Columnist and screenwriter Belal Fadl came to one of our Thursday breakfasts at Mada Masr. We spoke about the difficulty of taking a stance amid political polarization and the position of intellectuals in the current stalemate.
Fadl described the complexity of taking a nuanced political position nowadays, particularly vis-à-vis the military. For him, no battle can be won with the military as an institution that is at the backbone of the state. This has cost him criticism from the revolutionary front, who don’t find his writings as confrontational as their protests.
At the same time, he has been clear about the military needing to remain outside the political game and this has cost him further criticism for being an “anti-military” figure.
For Fadl, reconfiguring the position of the military in state and society will take time, until social structures emerge and balance power. But also, the geo-politics of the Arab-Israeli conflict contribute to delaying this process.
“I am very much with the state, but not the state which dictates that people are stepped on; the state of social welfare, which is closer to the ideas of social democracy. But when you try to critique the current structures, they label you as an anarchist,” he said.
With these labels abundant, self-defense becomes recurrent. “I always said that the most important thing is to determine what you want to be, but now in Egypt the most important thing is to determine who you don’t want to be.”
Fadl critiqued the transformation of positions that intellectuals assume without engaging their audiences in the change. “My problem with some writers is that they changed their contract with the people. Some started with the idea of being against the corrupt state, then they changed with no prior notice, without explaining to their readers the reason for this transformation.” He referenced writers who, while they opposed the Hosni Mubarak regime, became radical defenders of the pro-military regime following the ouster of President and Muslim Brotherhood affiliate Mohamed Morsi in July 2013.

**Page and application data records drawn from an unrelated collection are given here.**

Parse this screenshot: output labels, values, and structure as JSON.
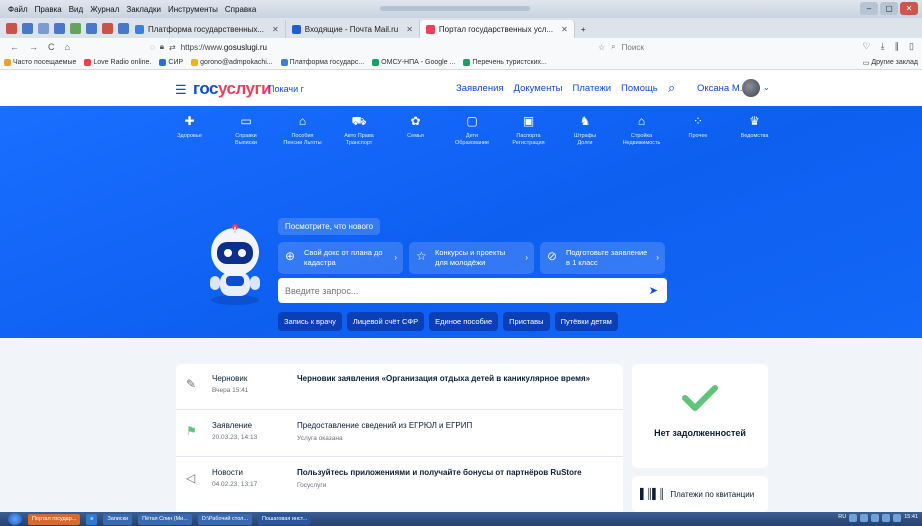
{
  "browser": {
    "menu": [
      "Файл",
      "Правка",
      "Вид",
      "Журнал",
      "Закладки",
      "Инструменты",
      "Справка"
    ],
    "tabs": [
      {
        "label": "Платформа государственных...",
        "color": "#3f7fd9",
        "active": false
      },
      {
        "label": "Входящие - Почта Mail.ru",
        "color": "#1f5fd0",
        "active": false
      },
      {
        "label": "Портал государственных усл...",
        "color": "#ee3f58",
        "active": true
      }
    ],
    "new_tab": "+",
    "url": {
      "prefix": "https://www.",
      "domain": "gosuslugi.ru"
    },
    "search_placeholder": "Поиск",
    "bookmarks": [
      {
        "label": "Часто посещаемые",
        "color": "#e6a13a"
      },
      {
        "label": "Love Radio online.",
        "color": "#e9414e"
      },
      {
        "label": "СИР",
        "color": "#2a6fd6"
      },
      {
        "label": "gorono@admpokachi...",
        "color": "#f0b400"
      },
      {
        "label": "Платформа государс...",
        "color": "#3f7fd9"
      },
      {
        "label": "ОМСУ-НПА - Google ...",
        "color": "#1aa15f"
      },
      {
        "label": "Перечень туристских...",
        "color": "#1aa15f"
      }
    ],
    "other_bookmarks": "Другие заклад"
  },
  "header": {
    "logo_a": "гос",
    "logo_b": "услуги",
    "region": "Покачи г",
    "nav": [
      "Заявления",
      "Документы",
      "Платежи",
      "Помощь"
    ],
    "user": "Оксана М."
  },
  "categories": [
    {
      "icon": "✚",
      "l1": "Здоровье",
      "l2": ""
    },
    {
      "icon": "▭",
      "l1": "Справки",
      "l2": "Выписки"
    },
    {
      "icon": "⌂",
      "l1": "Пособия",
      "l2": "Пенсии Льготы"
    },
    {
      "icon": "⛟",
      "l1": "Авто Права",
      "l2": "Транспорт"
    },
    {
      "icon": "✿",
      "l1": "Семья",
      "l2": ""
    },
    {
      "icon": "▢",
      "l1": "Дети",
      "l2": "Образование"
    },
    {
      "icon": "▣",
      "l1": "Паспорта",
      "l2": "Регистрация"
    },
    {
      "icon": "♞",
      "l1": "Штрафы",
      "l2": "Долги"
    },
    {
      "icon": "⌂",
      "l1": "Стройка",
      "l2": "Недвижимость"
    },
    {
      "icon": "⁘",
      "l1": "Прочее",
      "l2": ""
    },
    {
      "icon": "♛",
      "l1": "Ведомства",
      "l2": ""
    }
  ],
  "whats_new": "Посмотрите, что нового",
  "promos": [
    {
      "icon": "⊕",
      "text": "Свой докс от плана до кадастра",
      "arrow": "›"
    },
    {
      "icon": "☆",
      "text": "Конкурсы и проекты для молодёжи",
      "arrow": "›"
    },
    {
      "icon": "⊘",
      "text": "Подготовьте заявление в 1 класс",
      "arrow": "›"
    }
  ],
  "search": {
    "placeholder": "Введите запрос...",
    "send": "➤"
  },
  "quick": [
    "Запись к врачу",
    "Лицевой счёт СФР",
    "Единое пособие",
    "Приставы",
    "Путёвки детям"
  ],
  "feed": [
    {
      "icon": "✎",
      "type": "Черновик",
      "date": "Вчера 15:41",
      "title": "Черновик заявления «Организация отдыха детей в каникулярное время»",
      "sub": "",
      "bold": true
    },
    {
      "icon": "⚑",
      "type": "Заявление",
      "date": "20.03.23, 14:13",
      "title": "Предоставление сведений из ЕГРЮЛ и ЕГРИП",
      "sub": "Услуга оказана",
      "bold": false
    },
    {
      "icon": "◁",
      "type": "Новости",
      "date": "04.02.23, 13:17",
      "title": "Пользуйтесь приложениями и получайте бонусы от партнёров RuStore",
      "sub": "Госуслуги",
      "bold": true
    }
  ],
  "debt": "Нет задолженностей",
  "pay": {
    "icon": "▌║▌║",
    "label": "Платежи по квитанции"
  },
  "colors": {
    "brand": "#0d4cd3",
    "hero": "#1468f6",
    "check": "#5fc47a",
    "logo_red": "#ee3f58"
  },
  "taskbar": {
    "items": [
      "Портал государ...",
      "Записки",
      "Пётая Спин (Ми...",
      "D:\\Рабочий стол...",
      "Пошаговая инст..."
    ],
    "lang": "RU",
    "time": "15:41"
  }
}
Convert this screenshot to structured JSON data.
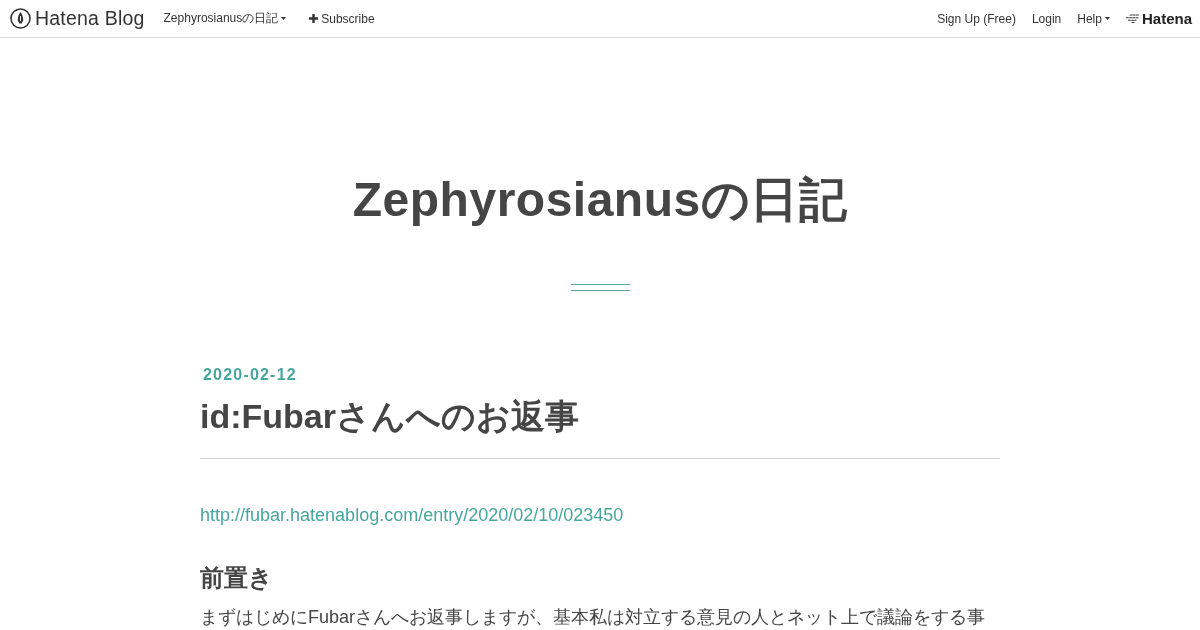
{
  "header": {
    "logo": "Hatena Blog",
    "blog_menu": "Zephyrosianusの日記",
    "subscribe": "Subscribe",
    "links": [
      "Sign Up (Free)",
      "Login"
    ],
    "help": "Help",
    "brand": "Hatena"
  },
  "blog_title": "Zephyrosianusの日記",
  "entry": {
    "date": "2020-02-12",
    "title": "id:Fubarさんへのお返事",
    "link": "http://fubar.hatenablog.com/entry/2020/02/10/023450",
    "heading": "前置き",
    "paragraph": "まずはじめにFubarさんへお返事しますが、基本私は対立する意見の人とネット上で議論をする事"
  }
}
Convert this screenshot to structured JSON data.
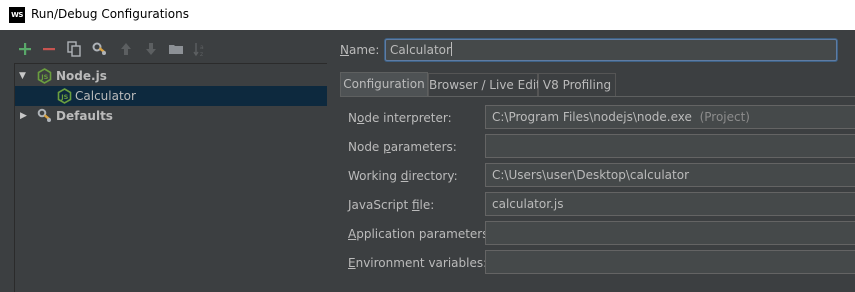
{
  "window": {
    "app_icon_text": "WS",
    "title": "Run/Debug Configurations"
  },
  "toolbar": {
    "icons": [
      "add-icon",
      "remove-icon",
      "copy-icon",
      "edit-defaults-icon",
      "move-up-icon",
      "move-down-icon",
      "folder-icon",
      "sort-icon"
    ]
  },
  "tree": {
    "nodejs": {
      "label": "Node.js",
      "expanded": true
    },
    "calculator": {
      "label": "Calculator",
      "selected": true
    },
    "defaults": {
      "label": "Defaults",
      "expanded": false
    }
  },
  "name_field": {
    "label_mnemonic": "N",
    "label_rest": "ame:",
    "value": "Calculator"
  },
  "tabs": [
    {
      "label": "Configuration",
      "active": true
    },
    {
      "label": "Browser / Live Edit",
      "active": false
    },
    {
      "label": "V8 Profiling",
      "active": false
    }
  ],
  "form": {
    "node_interpreter": {
      "label_pre": "N",
      "label_mn": "o",
      "label_post": "de interpreter:",
      "value": "C:\\Program Files\\nodejs\\node.exe",
      "suffix": "(Project)"
    },
    "node_parameters": {
      "label_pre": "Node ",
      "label_mn": "p",
      "label_post": "arameters:",
      "value": ""
    },
    "working_directory": {
      "label_pre": "Working ",
      "label_mn": "d",
      "label_post": "irectory:",
      "value": "C:\\Users\\user\\Desktop\\calculator"
    },
    "javascript_file": {
      "label_pre": "JavaScript ",
      "label_mn": "f",
      "label_post": "ile:",
      "value": "calculator.js"
    },
    "application_parameters": {
      "label_pre": "",
      "label_mn": "A",
      "label_post": "pplication parameters:",
      "value": ""
    },
    "environment_variables": {
      "label_pre": "",
      "label_mn": "E",
      "label_post": "nvironment variables:",
      "value": ""
    }
  },
  "colors": {
    "panel_bg": "#3c3f41",
    "selection_bg": "#0d293e",
    "field_bg": "#45494a",
    "focus_border": "#5f7ca3",
    "add_green": "#59a869",
    "remove_orange": "#c75450",
    "nodejs_green": "#6a9e3f"
  }
}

For him, it is painful to see writers who changed their position to one of full acquiescence with the current regime and still speak of the revolution fondly.
Of the intellectuals he criticized, Fadl also mentioned Mohamed Hassanein Heikal, the long time journalist, close to former President Gamal Abdel Nasser and a statist at heart. “Heikal’s critical role now is like a reference for writers and intellectuals which tells them that they can be with the state, defend its violations and try to minimize damages,” he said. He called Heikal’s position particularly dangerous. Back at the time when he headed the state-run Al-Ahram daily, he allowed dissidents to criticize the state. But he essentially defended the state.
A few days after his visit to Mada, the editors of the daily privately owned Al-Shorouk would refrain from publishing his weekly article, which questioned Heikal’s support for the military today. The article referenced an archival conversation between Heikal and Montgomery, in which Heikal admitted to not supporting the political involvement of military figures. Fadl terminated his contract with Al-Shorouk after the incident, even though he had revealed to Mada Masr the ongoing negotiations he went through with the editors in order to minimize internal censorship over his critical articles.
Just like he critiqued the change of positions among writers and intellectuals, Fadl also lamented the uncritical consumption of readers. “A large portion of the readers are used to cheering. If they love someone, they cheer for anything they write.”
Fadl praised the work of Mada Masr and other emerging news websites that try to break away from the corporate and state media binary. “I am betting on the idea that you can take people out of their attachment to [certain] writers and dispel the obsolete beliefs that intellectuals lead the way.”
“Instead of media being a power that the state can either win over or oppress, independent websites can develop an influential audience that forms a pressure group. Then the power is in the hands of this group and not the media itself, and the media can help them develop their ideas and refresh their memory,” he said. “A nation without memory is miserable. The media can be the people’s archive, their memory.”